The present is on the right in this image. If you look at the height and width of the interglacial warm periods, you will notice that we are nearing the end of the present warm period.
Does a marvelous job of showing our place in the scheme of things. From the very long ice age cycle perspective, down to the present-day rate of CO2 emission and the irrelevancy of it.
It would be a great introductory paper to give to anyone just starting out on a journey of discovery about the Global Warming Scare and a nice read that pulls together a lot of disjoint bits for those of us who have been looking at things for a while.
For example, in one minor place it mentions the 206 year solar cycle. There is a link to a PDF file. No fanfare, no big deal about it. But the paper is about how the Maya had problems from droughts that happened on a roughly 206 year period … and postulates that a major drought driven by cycles of the sun may have been the cause of the collapse of their civilization. That’s one of the minor links…
More importantly, the research shows, the droughts — one of which is thought to have contributed to the collapse of the Maya civilization — appear to have been caused by a cyclical brightening of the sun. “It looks like changes in the sun’s energy output are having a direct effect on the climate of the Yucatan and causing the recurrence of drought, which is in turn influencing the Maya evolution,” said David Hodell, a UF professor of geology and the paper’s lead author.
I’ve not yet explored the other links to see what treasures they might provide.
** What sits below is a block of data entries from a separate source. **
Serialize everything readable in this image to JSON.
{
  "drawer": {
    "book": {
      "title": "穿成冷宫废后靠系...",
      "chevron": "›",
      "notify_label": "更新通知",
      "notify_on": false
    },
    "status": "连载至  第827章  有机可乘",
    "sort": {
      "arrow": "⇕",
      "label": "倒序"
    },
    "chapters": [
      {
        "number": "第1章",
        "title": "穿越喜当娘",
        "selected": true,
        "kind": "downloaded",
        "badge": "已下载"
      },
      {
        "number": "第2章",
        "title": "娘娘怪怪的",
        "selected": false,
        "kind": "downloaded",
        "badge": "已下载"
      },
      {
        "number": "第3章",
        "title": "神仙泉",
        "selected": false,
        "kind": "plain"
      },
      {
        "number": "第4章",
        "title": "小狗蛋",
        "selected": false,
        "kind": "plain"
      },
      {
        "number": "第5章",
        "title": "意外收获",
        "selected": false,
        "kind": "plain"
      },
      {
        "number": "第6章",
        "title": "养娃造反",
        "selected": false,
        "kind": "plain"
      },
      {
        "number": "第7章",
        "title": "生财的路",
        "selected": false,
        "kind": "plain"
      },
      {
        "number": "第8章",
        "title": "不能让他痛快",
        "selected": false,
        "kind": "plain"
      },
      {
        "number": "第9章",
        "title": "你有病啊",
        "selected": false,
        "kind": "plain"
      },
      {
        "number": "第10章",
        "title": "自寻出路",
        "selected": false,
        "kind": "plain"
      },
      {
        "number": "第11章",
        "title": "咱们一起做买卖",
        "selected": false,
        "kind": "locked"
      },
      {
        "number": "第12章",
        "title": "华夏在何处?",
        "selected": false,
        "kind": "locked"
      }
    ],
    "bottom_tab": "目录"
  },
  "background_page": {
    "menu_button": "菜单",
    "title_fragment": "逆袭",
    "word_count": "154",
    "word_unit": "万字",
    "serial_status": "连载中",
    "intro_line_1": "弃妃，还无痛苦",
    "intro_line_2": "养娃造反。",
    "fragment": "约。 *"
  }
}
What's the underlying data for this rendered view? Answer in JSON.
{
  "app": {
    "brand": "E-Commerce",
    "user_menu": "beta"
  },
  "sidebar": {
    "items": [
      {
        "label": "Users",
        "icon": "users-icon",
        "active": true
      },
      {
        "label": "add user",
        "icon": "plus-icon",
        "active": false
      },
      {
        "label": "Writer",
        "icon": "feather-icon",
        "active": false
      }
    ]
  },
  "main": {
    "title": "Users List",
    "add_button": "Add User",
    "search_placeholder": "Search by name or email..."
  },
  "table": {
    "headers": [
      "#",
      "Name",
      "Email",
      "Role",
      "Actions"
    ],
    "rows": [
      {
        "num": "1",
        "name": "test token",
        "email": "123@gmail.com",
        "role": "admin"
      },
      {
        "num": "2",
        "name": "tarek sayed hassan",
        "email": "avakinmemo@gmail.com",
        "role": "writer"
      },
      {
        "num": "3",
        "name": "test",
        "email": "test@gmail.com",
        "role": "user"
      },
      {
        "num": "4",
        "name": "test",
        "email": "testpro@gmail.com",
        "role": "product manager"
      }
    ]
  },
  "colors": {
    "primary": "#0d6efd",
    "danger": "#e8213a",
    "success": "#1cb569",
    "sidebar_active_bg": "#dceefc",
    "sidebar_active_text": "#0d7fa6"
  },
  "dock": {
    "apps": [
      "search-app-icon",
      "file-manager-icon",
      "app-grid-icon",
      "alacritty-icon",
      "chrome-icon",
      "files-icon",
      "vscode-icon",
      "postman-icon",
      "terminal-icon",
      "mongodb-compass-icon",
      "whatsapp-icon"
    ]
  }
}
In the body of the paper, there are wonderful graphs of the ice age cycles and great renditions of the temperature peak of the Medieval Warm Period with the Little Ice Age for perspective, with references.
There is a wonderful little map of the world during the last ice age showing both the extent of the ice, and equally important, the much larger area of desert that comes with the cold. Cold is dry. Warm is wet. Warm and wet is very much better for humanity AND all the other life on the planet than cold and dry. Comparing that map to the one of the present makes it very clear just how precious is this moment in time, this interglacial.
The case is made, and rightly so, that the only ‘tipping point’ is to the downside, back into a glacial period. The only looming catastrophe is death by ice. And there is bugger-all we can do to stop it. (Though the good part is that we probably have a couple of more thousand years of the present regime before things get bad, so plenty of time to contemplate it.)
I would also point out that the historic warming in past interglacial periods has been higher than our present temperatures, but not by much. There is something that slaps us back down whenever the planet tries to warm up above this point. My guess would be the fact that IR radiation will increase with the 4th power of temperature, and trying to beat a 4th power function is a very hard hand to play. (Google the Stefan–Boltzmann law for thermodynamics details…)
For what it’s worth, with the theoretical impact of CO2 being a log function (so decreasing impact with each added unit) and with the Stefan–Boltzmann law putting a 4th power lid to the upside, the conclusion I draw is that the best thing we could do for the planet is to raise the CO2 levels. We can’t make it hotter, but we might be able to dampen some of the downside cooling.